__Work task__: I need each line of the entries below that includes the string "雄塑科技".

__Extracted entries__:
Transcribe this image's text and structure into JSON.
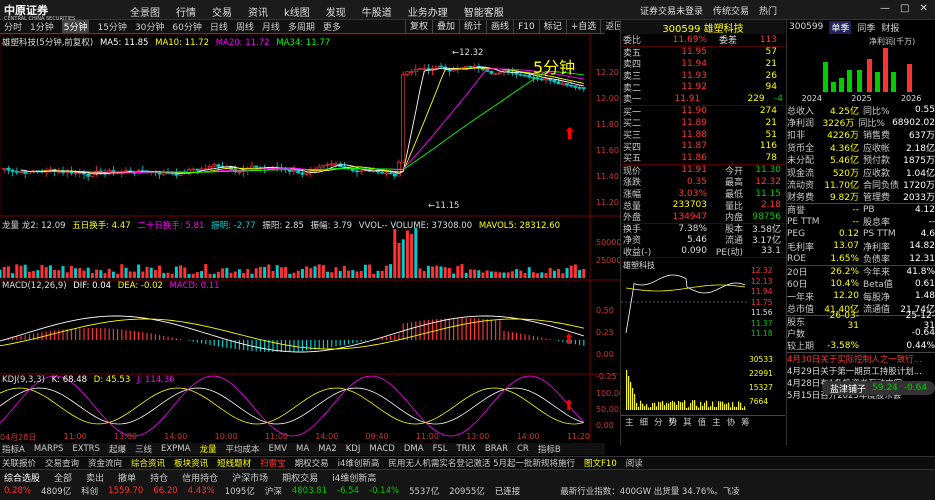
{
  "topbar": {
    "logo": "中原证券",
    "logo_sub": "CENTRAL CHINA SECURITIES",
    "menu": [
      "全景图",
      "行情",
      "交易",
      "资讯",
      "k线图",
      "发现",
      "牛股道",
      "业务办理",
      "智能客服"
    ],
    "right": [
      "证券交易未登录",
      "传统交易",
      "热门",
      "窗",
      "●"
    ]
  },
  "tabs": [
    "分时",
    "1分钟",
    "5分钟",
    "15分钟",
    "30分钟",
    "60分钟",
    "日线",
    "周线",
    "月线",
    "多周期",
    "更多"
  ],
  "tools": [
    "复权",
    "叠加",
    "统计",
    "画线",
    "F10",
    "标记",
    "+自选",
    "返回"
  ],
  "main": {
    "title": "雄塑科技(5分钟,前复权)",
    "ma": [
      {
        "t": "MA5: 11.85",
        "c": "#fff"
      },
      {
        "t": "MA10: 11.72",
        "c": "#ff0"
      },
      {
        "t": "MA20: 11.72",
        "c": "#f0f"
      },
      {
        "t": "MA34: 11.77",
        "c": "#0f0"
      }
    ],
    "label": "5分钟",
    "high": "12.32",
    "low": "11.15",
    "yaxis": [
      "12.20",
      "12.00",
      "11.80",
      "11.60",
      "11.40",
      "11.20"
    ]
  },
  "vol": {
    "title": "龙量 龙2: 12.09",
    "huan": "五日换手: 4.47",
    "huan20": "二十日换手: 5.81",
    "zhenming": "振明: -2.77",
    "zhenfu": "振阳: 2.85",
    "zhenfu2": "振幅: 3.79",
    "vvol": "VVOL-- VOLUME: 37308.00",
    "mavol": "MAVOL5: 28312.60",
    "yaxis": [
      "50000",
      "25000"
    ]
  },
  "macd": {
    "title": "MACD(12,26,9)",
    "dif": "DIF: 0.04",
    "dea": "DEA: -0.02",
    "macd": "MACD: 0.11",
    "yaxis": [
      "0.50",
      "0.25",
      "0.00",
      "-0.25"
    ]
  },
  "kdj": {
    "title": "KDJ(9,3,3)",
    "k": "K: 68.48",
    "d": "D: 45.53",
    "j": "J: 114.36",
    "yaxis": [
      "100.00",
      "50.00",
      "0.00"
    ]
  },
  "xaxis": [
    "04月28日",
    "11:00",
    "13:00",
    "14:00",
    "10:00",
    "11:00",
    "14:00",
    "09:40",
    "11:00",
    "13:00",
    "14:00",
    "11:20"
  ],
  "bottomtabs": [
    "指标A",
    "MARPS",
    "EXTRS",
    "起爆",
    "三线",
    "EXPMA",
    "龙量",
    "平均成本",
    "EMV",
    "MA",
    "MA2",
    "KDJ",
    "MACD",
    "DMA",
    "FSL",
    "TRIX",
    "BRAR",
    "CR",
    "指标B"
  ],
  "bottom2": [
    "关联报价",
    "交易查询",
    "资金流向",
    "综合资讯",
    "板块资讯",
    "短线题材",
    "扫雷宝",
    "期权交易",
    "i4维创新高",
    "民用无人机需实名登记激活 5月起一批新规将施行",
    "图文F10",
    "阅读"
  ],
  "quote": {
    "code": "300599",
    "name": "雄塑科技",
    "weibi_l": "委比",
    "weibi": "11.69%",
    "weicha_l": "委差",
    "weicha": "113",
    "sells": [
      {
        "n": "卖五",
        "p": "11.95",
        "v": "57"
      },
      {
        "n": "卖四",
        "p": "11.94",
        "v": "21"
      },
      {
        "n": "卖三",
        "p": "11.93",
        "v": "26"
      },
      {
        "n": "卖二",
        "p": "11.92",
        "v": "94"
      },
      {
        "n": "卖一",
        "p": "11.91",
        "v": "229",
        "d": "-4"
      }
    ],
    "buys": [
      {
        "n": "买一",
        "p": "11.90",
        "v": "274"
      },
      {
        "n": "买二",
        "p": "11.89",
        "v": "21"
      },
      {
        "n": "买三",
        "p": "11.88",
        "v": "51"
      },
      {
        "n": "买四",
        "p": "11.87",
        "v": "116"
      },
      {
        "n": "买五",
        "p": "11.86",
        "v": "78"
      }
    ],
    "stats": [
      [
        "现价",
        "11.91",
        "今开",
        "11.30"
      ],
      [
        "涨跌",
        "0.35",
        "最高",
        "12.32"
      ],
      [
        "涨幅",
        "3.03%",
        "最低",
        "11.15"
      ],
      [
        "总量",
        "233703",
        "量比",
        "2.18"
      ],
      [
        "外盘",
        "134947",
        "内盘",
        "98756"
      ],
      [
        "换手",
        "7.38%",
        "股本",
        "3.58亿"
      ],
      [
        "净资",
        "5.46",
        "流通",
        "3.17亿"
      ],
      [
        "收益(-)",
        "0.090",
        "PE(动)",
        "33.1"
      ]
    ],
    "mini_title": "雄塑科技",
    "mini_y": [
      "12.32",
      "12.13",
      "11.94",
      "11.75",
      "11.56",
      "11.37",
      "11.18"
    ],
    "mini_vol": [
      "30533",
      "22991",
      "15327",
      "7664"
    ],
    "tabs": [
      "主",
      "细",
      "分",
      "势",
      "其",
      "值",
      "主",
      "协",
      "筹"
    ]
  },
  "fin": {
    "code": "300599",
    "tabs": [
      "单季",
      "同季",
      "财报"
    ],
    "chart_title": "净利润(千万)",
    "years": [
      "2024",
      "2025",
      "2026"
    ],
    "rows": [
      [
        "总收入",
        "4.25亿",
        "同比%",
        "0.55"
      ],
      [
        "净利润",
        "3226万",
        "同比%",
        "68902.02"
      ],
      [
        "扣非",
        "4226万",
        "销售费",
        "637万"
      ],
      [
        "货币全",
        "4.36亿",
        "应收帐",
        "2.18亿"
      ],
      [
        "未分配",
        "5.46亿",
        "预付款",
        "1875万"
      ],
      [
        "现金流",
        "520万",
        "应收款",
        "1.04亿"
      ],
      [
        "流动资",
        "11.70亿",
        "合同负债",
        "1720万"
      ],
      [
        "财务费",
        "9.82万",
        "管理费",
        "2033万"
      ],
      [
        "商誉",
        "--",
        "PB",
        "4.12"
      ],
      [
        "PE TTM",
        "--",
        "股息率",
        "--"
      ],
      [
        "PEG",
        "0.12",
        "PS TTM",
        "4.6"
      ],
      [
        "毛利率",
        "13.07",
        "净利率",
        "14.82"
      ],
      [
        "ROE",
        "1.65%",
        "负债率",
        "12.31"
      ],
      [
        "20日",
        "26.2%",
        "今年来",
        "41.8%"
      ],
      [
        "60日",
        "10.4%",
        "Beta值",
        "0.61"
      ],
      [
        "一年来",
        "12.20",
        "每股净",
        "1.48"
      ],
      [
        "总市值",
        "41.40亿",
        "流通值",
        "21.74亿"
      ],
      [
        "股东",
        "26-03-31",
        "",
        "25-12-31"
      ],
      [
        "户数",
        "",
        "",
        "-0.64"
      ],
      [
        "较上期",
        "-3.58%",
        "",
        "0.44%"
      ]
    ],
    "hover": "盐津铺子",
    "hover_v": "59.24",
    "hover_d": "-0.64",
    "news": [
      "4月30日关于实际控制人之一致行...",
      "4月29日关于第一期员工持股计划...",
      "4月28日有1条投资者互动内容",
      "5月15日召开2025年度股东会"
    ]
  },
  "status": {
    "items": [
      "综合选股",
      "全部",
      "卖出",
      "撤单",
      "持仓",
      "信用持仓",
      "沪深市场",
      "期权交易",
      "i4维创新高"
    ],
    "idx": [
      {
        "n": "上证",
        "v": "4809亿",
        "p": "0.28%"
      },
      {
        "n": "科创",
        "v": "1559.70",
        "p": "66.20"
      },
      {
        "n": "",
        "v": "4.43%",
        "p": "1095亿"
      },
      {
        "n": "沪深",
        "v": "4803.81",
        "p": "-6.54"
      },
      {
        "n": "",
        "v": "-0.14%",
        "p": "5537亿"
      },
      {
        "n": "",
        "v": "20955亿",
        "p": ""
      }
    ],
    "msg": "已连接",
    "r": "最新行业指数：400GW 出货量 34.76%。飞凌"
  }
}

__Solution__:
    "title": "雄塑科技(5分钟,前复权)",
    "name": "雄塑科技",
    "mini_title": "雄塑科技",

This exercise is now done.